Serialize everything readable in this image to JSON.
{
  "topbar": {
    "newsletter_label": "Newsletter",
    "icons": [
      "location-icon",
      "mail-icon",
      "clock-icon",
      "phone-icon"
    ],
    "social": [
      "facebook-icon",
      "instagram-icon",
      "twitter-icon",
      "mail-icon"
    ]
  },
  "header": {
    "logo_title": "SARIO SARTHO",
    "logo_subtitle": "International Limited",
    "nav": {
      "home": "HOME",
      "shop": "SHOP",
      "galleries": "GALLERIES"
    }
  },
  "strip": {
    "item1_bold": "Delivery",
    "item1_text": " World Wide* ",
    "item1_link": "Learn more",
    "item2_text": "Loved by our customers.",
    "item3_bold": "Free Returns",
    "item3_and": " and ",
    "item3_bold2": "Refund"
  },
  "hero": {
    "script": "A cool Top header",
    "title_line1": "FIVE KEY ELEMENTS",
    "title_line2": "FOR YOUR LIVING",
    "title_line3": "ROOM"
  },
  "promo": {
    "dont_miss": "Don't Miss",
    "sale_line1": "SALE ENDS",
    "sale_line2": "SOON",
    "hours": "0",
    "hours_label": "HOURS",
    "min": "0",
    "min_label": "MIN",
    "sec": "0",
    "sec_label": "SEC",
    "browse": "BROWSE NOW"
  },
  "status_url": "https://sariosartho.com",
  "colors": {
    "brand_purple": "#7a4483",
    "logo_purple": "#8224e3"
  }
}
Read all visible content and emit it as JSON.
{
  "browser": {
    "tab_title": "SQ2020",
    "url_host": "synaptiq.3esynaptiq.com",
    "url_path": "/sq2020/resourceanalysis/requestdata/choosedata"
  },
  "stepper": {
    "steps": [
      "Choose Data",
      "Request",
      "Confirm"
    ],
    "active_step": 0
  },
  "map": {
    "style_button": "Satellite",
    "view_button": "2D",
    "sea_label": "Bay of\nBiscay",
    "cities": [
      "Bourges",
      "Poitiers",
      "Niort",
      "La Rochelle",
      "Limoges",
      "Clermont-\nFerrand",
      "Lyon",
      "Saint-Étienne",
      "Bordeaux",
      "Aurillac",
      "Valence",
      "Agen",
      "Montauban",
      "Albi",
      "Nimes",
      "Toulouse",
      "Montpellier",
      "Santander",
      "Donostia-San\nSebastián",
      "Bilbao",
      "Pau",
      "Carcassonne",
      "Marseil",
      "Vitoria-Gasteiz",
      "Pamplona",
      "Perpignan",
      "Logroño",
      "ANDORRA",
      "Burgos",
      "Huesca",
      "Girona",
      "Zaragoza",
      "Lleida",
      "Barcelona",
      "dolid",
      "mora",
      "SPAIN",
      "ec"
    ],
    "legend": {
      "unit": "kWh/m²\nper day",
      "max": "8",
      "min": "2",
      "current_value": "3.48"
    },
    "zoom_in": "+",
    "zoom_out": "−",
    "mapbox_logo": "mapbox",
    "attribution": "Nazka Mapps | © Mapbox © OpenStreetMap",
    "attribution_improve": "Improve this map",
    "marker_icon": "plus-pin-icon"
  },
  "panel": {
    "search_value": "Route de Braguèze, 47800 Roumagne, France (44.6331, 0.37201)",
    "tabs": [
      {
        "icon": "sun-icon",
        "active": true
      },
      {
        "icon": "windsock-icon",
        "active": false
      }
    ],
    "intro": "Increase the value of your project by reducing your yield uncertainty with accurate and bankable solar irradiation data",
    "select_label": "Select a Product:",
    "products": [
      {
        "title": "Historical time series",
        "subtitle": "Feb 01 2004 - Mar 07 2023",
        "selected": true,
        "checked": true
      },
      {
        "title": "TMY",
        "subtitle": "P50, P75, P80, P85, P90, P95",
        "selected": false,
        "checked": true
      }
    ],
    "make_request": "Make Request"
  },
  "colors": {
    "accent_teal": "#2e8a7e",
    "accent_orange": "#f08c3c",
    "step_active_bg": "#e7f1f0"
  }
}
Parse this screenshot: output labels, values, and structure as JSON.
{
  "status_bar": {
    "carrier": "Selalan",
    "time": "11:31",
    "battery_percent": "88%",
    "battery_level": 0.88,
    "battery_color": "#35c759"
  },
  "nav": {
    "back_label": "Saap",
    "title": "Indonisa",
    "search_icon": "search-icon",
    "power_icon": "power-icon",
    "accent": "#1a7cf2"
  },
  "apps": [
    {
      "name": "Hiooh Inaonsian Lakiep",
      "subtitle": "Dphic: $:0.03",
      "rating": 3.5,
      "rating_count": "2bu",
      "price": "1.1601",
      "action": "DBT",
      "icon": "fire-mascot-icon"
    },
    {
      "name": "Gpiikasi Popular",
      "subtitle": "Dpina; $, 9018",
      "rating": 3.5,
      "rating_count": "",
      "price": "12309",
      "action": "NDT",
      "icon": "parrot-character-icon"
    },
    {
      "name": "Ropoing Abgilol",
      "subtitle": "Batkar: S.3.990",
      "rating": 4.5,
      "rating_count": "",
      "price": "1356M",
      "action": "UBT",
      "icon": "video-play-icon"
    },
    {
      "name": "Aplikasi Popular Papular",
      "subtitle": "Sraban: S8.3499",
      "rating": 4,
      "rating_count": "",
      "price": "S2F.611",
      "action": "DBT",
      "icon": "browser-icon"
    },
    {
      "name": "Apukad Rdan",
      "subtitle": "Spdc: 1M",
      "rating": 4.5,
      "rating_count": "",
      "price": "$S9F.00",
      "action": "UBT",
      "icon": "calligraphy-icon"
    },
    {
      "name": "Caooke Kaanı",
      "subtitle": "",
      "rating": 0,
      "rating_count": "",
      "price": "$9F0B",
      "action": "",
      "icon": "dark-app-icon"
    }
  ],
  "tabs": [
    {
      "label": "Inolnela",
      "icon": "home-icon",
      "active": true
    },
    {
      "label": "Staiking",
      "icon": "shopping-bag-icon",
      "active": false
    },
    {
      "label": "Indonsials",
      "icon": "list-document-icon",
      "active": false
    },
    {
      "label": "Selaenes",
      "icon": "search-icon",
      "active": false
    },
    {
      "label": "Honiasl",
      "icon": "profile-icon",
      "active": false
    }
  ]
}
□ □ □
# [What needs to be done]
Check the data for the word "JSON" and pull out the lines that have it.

# [Completed exercise]
Serialize everything readable in this image to JSON.
Read all visible content and emit it as JSON.
Parse this screenshot: output labels, values, and structure as JSON.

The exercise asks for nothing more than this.